To catch the practical jokers, the manager spent the night in the building, but found no one living was making the bells ring. He left in the morning, convinced that an entity was haunting the place.
When alone in the hallways, some people have felt the rush of unseen presences go past.
Near the old council chambers, disembodied coughs, or someone nervously clearing their throat can be heard, perhaps a bit on edge before coming before the city council.
Most probably so. Though my two book sources are old, the same activity still happens, according to online sources.
Past politicians, employees, staff and perhaps a prisoner or two from the jail are all possibilities for the shadows seen and chased, and other paranormal activity that has been reported. Some may be lonely, in need of entertainment, so they try to engage the guards, and anyone else who will pay them attention, and even chase them!
Others may be trying to get caught up on their paperwork, or prepare for a council meeting/court appearance that they didn’t get to before dying or leaving office, thus they turn on the lights, use the elevator, and go about their business.
The lights, and bell activity could also strongly suggest that someone is trying to get the living to come inside and perhaps see what needs to be done.
There have been a lot of personal experiences reported to others. Former security guards, former tenants, etc. have their stories to tell to authors, and websites. Paranormal investigators haven’t been let into the building, as far as I can tell. If they have done a private investigation nothing online has been published. It is wise not to encourage the paranormal community to investigate and make known that the building comes with residents that are hard to evict, when trying to sell or lease it.
625 Commerce Street
Tacoma, WA 98402
Old Tacoma City Hall can be found just off The Parkway, across from Fireman’s Park, on Commerce Street at South Seventh and Pacific Avenue, at the heart of Tacoma’s business district, and on the edge of the theater district.
- Ghost Stories of Washington
by Barbara Smith
Old City Hall
Lone Pine Publishing
- Ghost Hunter’s Guide to Seattle and Puget Sound
by Jeff Dwyer

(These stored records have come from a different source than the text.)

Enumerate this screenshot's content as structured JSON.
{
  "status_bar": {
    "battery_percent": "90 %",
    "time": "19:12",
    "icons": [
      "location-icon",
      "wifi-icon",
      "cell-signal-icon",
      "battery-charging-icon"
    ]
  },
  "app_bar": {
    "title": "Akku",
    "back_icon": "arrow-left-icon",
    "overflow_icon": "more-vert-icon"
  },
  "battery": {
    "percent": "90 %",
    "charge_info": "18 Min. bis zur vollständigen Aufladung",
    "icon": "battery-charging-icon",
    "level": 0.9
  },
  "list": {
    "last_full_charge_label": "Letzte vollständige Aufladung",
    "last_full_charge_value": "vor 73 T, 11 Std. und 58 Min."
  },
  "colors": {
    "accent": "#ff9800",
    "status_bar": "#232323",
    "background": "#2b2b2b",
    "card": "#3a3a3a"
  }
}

Pelican Publishing Company
- tacomaweekly.com – Steve Dunkelberger
Thursday, 20 October 2011
- waymarking.com * cityoftacoma.org * historictacoma.org

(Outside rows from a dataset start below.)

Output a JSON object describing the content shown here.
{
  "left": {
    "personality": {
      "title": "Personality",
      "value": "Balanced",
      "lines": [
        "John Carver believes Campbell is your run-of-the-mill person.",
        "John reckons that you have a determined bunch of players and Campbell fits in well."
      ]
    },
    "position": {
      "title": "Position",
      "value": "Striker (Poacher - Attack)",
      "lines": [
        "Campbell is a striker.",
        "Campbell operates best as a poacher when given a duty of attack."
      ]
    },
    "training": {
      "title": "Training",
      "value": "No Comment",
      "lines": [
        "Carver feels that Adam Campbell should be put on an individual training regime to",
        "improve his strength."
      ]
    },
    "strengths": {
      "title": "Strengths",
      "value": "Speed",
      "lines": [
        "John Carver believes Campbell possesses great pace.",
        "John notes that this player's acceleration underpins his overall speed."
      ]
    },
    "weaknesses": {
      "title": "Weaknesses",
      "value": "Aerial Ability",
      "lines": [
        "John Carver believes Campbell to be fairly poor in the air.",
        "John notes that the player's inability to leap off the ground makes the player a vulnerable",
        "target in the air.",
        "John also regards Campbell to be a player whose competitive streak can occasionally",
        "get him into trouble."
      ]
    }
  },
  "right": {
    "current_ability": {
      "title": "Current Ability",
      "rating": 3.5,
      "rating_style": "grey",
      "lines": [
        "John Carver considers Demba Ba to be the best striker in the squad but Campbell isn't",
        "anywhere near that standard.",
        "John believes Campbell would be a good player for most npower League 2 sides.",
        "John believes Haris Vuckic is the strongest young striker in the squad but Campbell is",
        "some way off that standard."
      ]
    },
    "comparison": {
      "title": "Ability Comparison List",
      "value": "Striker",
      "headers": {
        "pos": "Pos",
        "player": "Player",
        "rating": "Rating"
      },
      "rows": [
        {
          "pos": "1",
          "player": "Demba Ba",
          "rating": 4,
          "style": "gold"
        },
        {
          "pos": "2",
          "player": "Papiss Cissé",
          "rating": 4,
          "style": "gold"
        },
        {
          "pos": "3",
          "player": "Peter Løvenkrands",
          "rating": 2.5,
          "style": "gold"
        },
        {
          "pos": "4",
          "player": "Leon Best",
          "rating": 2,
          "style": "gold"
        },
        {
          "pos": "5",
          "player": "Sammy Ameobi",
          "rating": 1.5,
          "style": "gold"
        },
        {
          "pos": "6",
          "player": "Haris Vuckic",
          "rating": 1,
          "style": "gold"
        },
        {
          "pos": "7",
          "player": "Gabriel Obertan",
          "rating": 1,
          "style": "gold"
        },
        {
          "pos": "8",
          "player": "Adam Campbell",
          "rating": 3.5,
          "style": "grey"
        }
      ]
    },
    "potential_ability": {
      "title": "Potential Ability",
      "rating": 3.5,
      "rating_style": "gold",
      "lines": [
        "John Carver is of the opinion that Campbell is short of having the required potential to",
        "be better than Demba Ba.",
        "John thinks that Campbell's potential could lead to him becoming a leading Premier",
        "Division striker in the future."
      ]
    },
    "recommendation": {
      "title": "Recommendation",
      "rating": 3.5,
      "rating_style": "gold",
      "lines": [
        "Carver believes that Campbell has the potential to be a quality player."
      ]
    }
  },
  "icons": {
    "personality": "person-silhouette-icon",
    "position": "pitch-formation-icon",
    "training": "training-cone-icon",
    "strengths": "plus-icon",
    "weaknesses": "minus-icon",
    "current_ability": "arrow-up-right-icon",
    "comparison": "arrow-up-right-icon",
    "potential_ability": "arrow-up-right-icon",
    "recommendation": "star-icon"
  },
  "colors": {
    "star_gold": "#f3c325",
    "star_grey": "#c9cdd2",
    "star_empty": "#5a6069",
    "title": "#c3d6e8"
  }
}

- Read more here: blog.thenewstribune.com
Our Haunted Paranormal Stories are Written by Julie Carr